=== Work required ===
For the word "image", count the lines below that contain it. Give the number alone.

--- Provided entries Enclosed Below ---

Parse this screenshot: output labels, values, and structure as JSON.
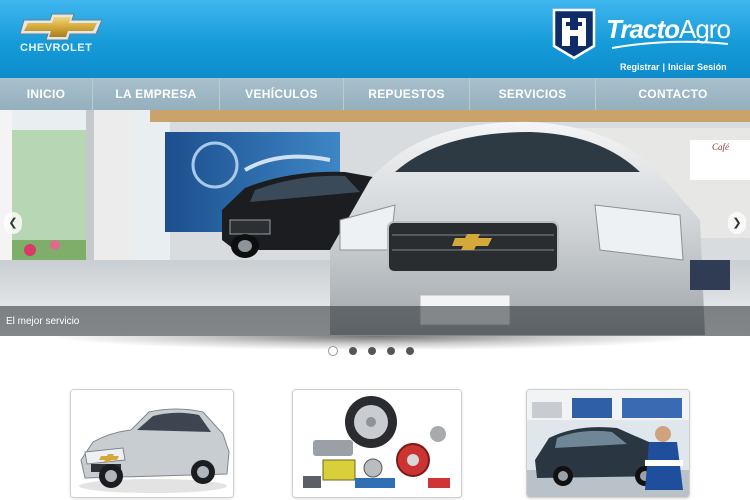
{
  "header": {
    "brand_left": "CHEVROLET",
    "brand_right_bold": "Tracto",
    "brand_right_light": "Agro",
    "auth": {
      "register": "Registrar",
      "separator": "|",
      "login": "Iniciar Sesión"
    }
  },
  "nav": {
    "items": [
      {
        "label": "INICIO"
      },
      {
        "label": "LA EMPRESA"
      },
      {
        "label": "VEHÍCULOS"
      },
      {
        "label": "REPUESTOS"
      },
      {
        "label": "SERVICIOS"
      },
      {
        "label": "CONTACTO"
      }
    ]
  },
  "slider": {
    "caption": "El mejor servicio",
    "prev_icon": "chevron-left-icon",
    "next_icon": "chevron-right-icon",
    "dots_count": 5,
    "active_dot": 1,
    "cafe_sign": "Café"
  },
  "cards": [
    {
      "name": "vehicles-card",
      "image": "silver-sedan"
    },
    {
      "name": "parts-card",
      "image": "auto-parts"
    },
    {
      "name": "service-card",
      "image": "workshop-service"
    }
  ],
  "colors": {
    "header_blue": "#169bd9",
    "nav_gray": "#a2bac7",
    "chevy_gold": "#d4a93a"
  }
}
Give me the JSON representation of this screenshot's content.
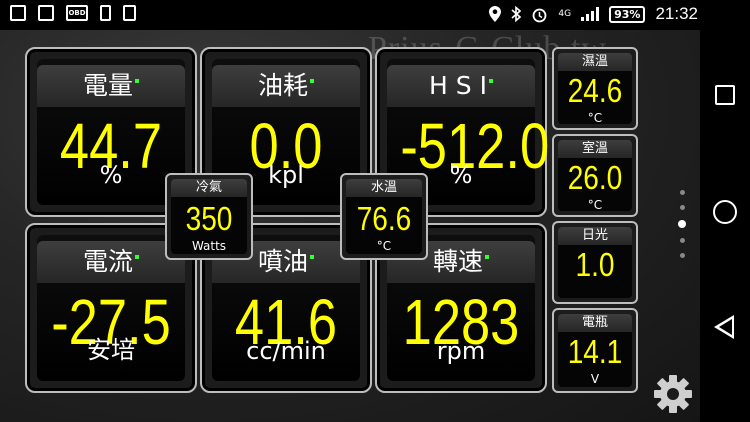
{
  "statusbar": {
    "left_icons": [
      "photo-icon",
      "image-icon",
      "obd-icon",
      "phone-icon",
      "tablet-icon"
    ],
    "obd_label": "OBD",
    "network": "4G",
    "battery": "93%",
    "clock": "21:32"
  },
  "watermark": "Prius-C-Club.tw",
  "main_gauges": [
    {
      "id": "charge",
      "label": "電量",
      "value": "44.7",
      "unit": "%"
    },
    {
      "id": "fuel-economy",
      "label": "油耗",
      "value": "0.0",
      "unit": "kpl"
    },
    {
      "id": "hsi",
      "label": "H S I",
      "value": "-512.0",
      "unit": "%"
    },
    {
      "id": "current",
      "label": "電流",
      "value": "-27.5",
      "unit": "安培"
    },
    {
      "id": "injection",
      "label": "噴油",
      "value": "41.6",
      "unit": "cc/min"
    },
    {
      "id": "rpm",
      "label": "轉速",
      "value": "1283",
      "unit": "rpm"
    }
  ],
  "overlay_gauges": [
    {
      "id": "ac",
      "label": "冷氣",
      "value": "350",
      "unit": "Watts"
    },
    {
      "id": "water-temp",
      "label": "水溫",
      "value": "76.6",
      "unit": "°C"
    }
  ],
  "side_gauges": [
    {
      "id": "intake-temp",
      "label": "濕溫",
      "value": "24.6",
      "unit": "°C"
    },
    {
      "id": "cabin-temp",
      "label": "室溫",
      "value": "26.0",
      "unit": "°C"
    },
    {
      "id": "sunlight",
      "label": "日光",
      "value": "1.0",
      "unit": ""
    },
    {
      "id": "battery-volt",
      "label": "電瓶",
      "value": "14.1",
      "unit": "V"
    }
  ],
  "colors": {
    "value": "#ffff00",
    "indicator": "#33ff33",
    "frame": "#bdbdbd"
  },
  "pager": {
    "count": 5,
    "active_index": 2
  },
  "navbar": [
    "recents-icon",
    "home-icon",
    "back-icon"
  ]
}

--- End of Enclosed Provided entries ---
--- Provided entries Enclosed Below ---

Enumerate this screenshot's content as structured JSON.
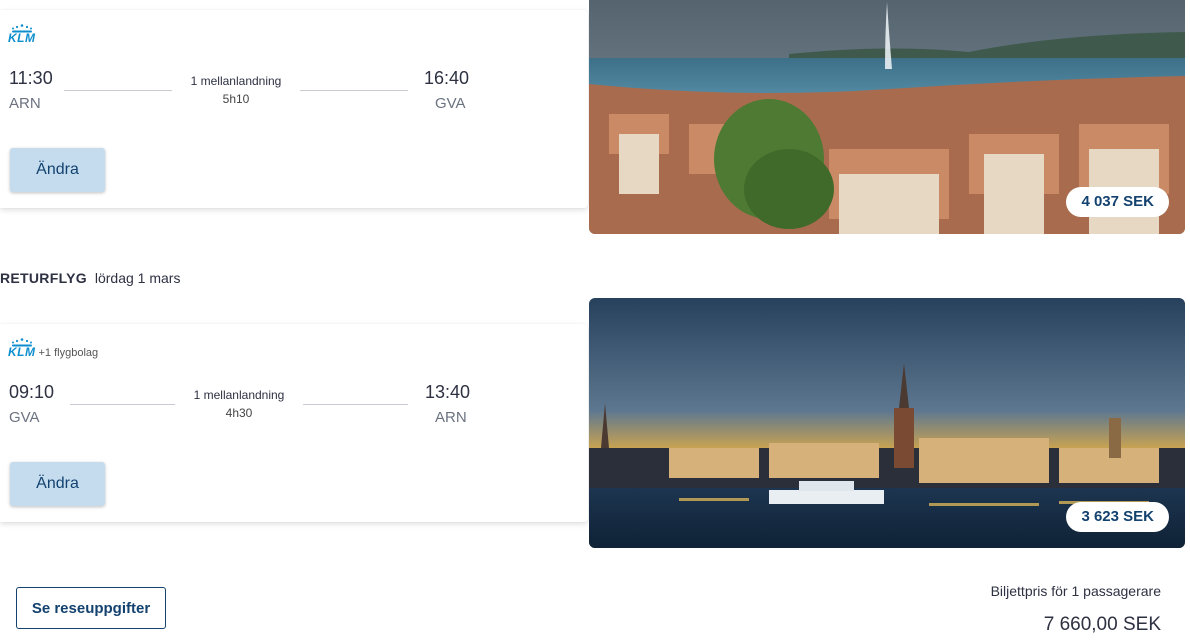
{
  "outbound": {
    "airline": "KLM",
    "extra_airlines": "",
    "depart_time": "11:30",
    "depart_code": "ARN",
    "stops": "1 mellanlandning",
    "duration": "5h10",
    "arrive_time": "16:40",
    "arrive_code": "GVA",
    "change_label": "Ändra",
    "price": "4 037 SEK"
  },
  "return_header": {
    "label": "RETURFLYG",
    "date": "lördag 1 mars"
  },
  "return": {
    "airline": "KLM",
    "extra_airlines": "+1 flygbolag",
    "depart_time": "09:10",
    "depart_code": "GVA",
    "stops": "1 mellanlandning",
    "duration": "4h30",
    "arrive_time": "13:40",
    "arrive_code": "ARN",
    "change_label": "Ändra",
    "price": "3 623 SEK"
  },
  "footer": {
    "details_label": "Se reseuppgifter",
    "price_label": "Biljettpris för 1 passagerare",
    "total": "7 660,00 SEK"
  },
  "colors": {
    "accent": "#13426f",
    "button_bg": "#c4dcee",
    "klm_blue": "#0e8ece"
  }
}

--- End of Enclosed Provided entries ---

=== Solution to the problem ===
4